non insulin dependent ______ sin dependencia de insulina.
English-Spanish Medical Dictionary © Farlex 2012

diabetes

n diabetes finsipidus diabetes insípida; (type 1, type 2) — mellitus diabetes mellitus (tipo 1, tipo 2); gestational — diabetes gestacional
English-Spanish/Spanish-English Medical Dictionary Copyright © 2006 by The McGraw-Hill Companies, Inc. All rights reserved.
References in periodicals archive ?
GDM is associated with adverse maternal and perinatal outcomes if undetected and untreated.
Altered prostaglandin biosynthesis is believed to be the main effect of increased presence of Reactive oxygen species in GDM. Abnormal biosynthesis of prostaglandin may be the main cause in development of GDM related embryopathy4-6.
GDM product portfolio has been developed focusing on our customers' needs in terms of Performance, Flexibility, Scalability and Innovation.
Gestational Diabetes Mellitus (GDM) is defined as glucose intolerance that can be identified during pregnancy, usually, happening following the 24th week of gestation.1 It is associated with grave consequences not only for the pregnant females but lso for the fetus and after delivery to the neonates.
Anne yasi, obezite, onceki gebelikte GDM veya makrozomik bebek dogum oykusu, birinci derece akrabalarinda GDM varligi, anormal glukoz tolerans oykusu ve tip 2 DM icin risk tasiyan etnik gruptan olmak, daha once aciklanamayan perinatal gebelik kaybi olmasi veya anomalili bebege sahip olmak, ilk prenatal vizitte glukozuri saptanmasi, polikistik over sendromu varligi, glukokortikoid kullanimi, esansiyel hipertansiyon veya gestasyonel hipertansiyon varligi GDM icin baslica risk faktorleridir (7, 8).
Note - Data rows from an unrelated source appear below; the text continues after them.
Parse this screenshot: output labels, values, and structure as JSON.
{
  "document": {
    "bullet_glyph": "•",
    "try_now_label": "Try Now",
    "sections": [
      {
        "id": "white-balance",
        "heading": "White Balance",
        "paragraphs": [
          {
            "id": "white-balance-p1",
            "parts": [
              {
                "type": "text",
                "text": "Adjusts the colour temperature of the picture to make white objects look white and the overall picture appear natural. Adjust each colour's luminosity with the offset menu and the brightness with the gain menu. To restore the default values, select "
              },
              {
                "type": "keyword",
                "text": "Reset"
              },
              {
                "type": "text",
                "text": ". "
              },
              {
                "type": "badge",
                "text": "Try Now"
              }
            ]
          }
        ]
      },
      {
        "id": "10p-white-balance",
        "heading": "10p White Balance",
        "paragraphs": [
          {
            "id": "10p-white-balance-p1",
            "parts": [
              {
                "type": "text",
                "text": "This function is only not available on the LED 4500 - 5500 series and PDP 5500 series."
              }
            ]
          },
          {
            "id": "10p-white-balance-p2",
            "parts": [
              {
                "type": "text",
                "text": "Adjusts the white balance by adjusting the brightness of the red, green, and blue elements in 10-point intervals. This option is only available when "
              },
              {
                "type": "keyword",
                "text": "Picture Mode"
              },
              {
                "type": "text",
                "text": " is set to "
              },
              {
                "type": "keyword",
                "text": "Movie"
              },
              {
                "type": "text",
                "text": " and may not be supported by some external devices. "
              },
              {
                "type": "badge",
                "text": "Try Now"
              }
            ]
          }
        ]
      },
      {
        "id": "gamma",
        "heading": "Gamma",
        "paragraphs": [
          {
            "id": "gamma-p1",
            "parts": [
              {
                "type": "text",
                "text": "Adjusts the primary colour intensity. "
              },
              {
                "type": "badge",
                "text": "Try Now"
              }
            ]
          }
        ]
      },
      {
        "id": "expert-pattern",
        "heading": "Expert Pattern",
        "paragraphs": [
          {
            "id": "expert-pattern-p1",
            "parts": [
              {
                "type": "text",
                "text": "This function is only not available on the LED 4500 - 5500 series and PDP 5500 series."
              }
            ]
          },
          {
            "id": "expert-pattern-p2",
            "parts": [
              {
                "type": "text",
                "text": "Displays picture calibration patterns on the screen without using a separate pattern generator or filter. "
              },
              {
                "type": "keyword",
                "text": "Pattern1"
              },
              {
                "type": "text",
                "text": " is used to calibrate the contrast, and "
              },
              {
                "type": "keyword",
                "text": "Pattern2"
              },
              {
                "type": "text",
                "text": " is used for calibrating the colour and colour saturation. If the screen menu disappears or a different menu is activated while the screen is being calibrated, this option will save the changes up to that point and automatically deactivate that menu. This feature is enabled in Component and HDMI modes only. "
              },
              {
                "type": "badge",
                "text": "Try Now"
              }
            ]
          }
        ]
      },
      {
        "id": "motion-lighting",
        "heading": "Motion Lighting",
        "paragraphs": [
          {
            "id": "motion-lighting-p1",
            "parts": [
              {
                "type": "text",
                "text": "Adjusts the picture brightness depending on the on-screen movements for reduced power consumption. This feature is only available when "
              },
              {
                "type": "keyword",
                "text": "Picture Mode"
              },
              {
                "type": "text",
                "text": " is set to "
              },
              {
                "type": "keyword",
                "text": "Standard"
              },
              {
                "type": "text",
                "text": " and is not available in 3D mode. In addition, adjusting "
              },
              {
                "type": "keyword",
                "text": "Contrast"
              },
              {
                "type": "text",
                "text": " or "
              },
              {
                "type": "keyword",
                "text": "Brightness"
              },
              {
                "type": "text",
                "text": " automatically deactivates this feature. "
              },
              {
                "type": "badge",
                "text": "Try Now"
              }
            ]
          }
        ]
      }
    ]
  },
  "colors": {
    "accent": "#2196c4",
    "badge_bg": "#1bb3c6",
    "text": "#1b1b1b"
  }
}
"A protocol aimed at tight maternal glucose management in labor, compared to liberalized management, for women with GDM, did not result in a lower rate of neonatal hypoglycemia and was associated with mean neonatal glucose closer to hypoglycemia [40 mg/dL] in the first 24 hours of life," said Dr.
"The purpose of this event was to provide a platform for learning and development for management and leadership training in Pakistan, using best practices developed in the U.S." said Tariq Khan, Founder and CEO of GDM. "Based on the feedback from attendees, GDM will be back for another event in the very near future." added Mr.
in their case-control study showed that in subjects with GDM, there is alteration in oxidantantioxidant profile.
However, several studies have come to very different conclusions regarding the importance and implications of vaspin as a reliable serum biomarker in development of GDM.
Wealth Wealth Enhancement Group has agreed to acquire GDM Advisory Group, a Pennsylvania, US-based financial advisory practice, as part of an expansion strategy, the company said.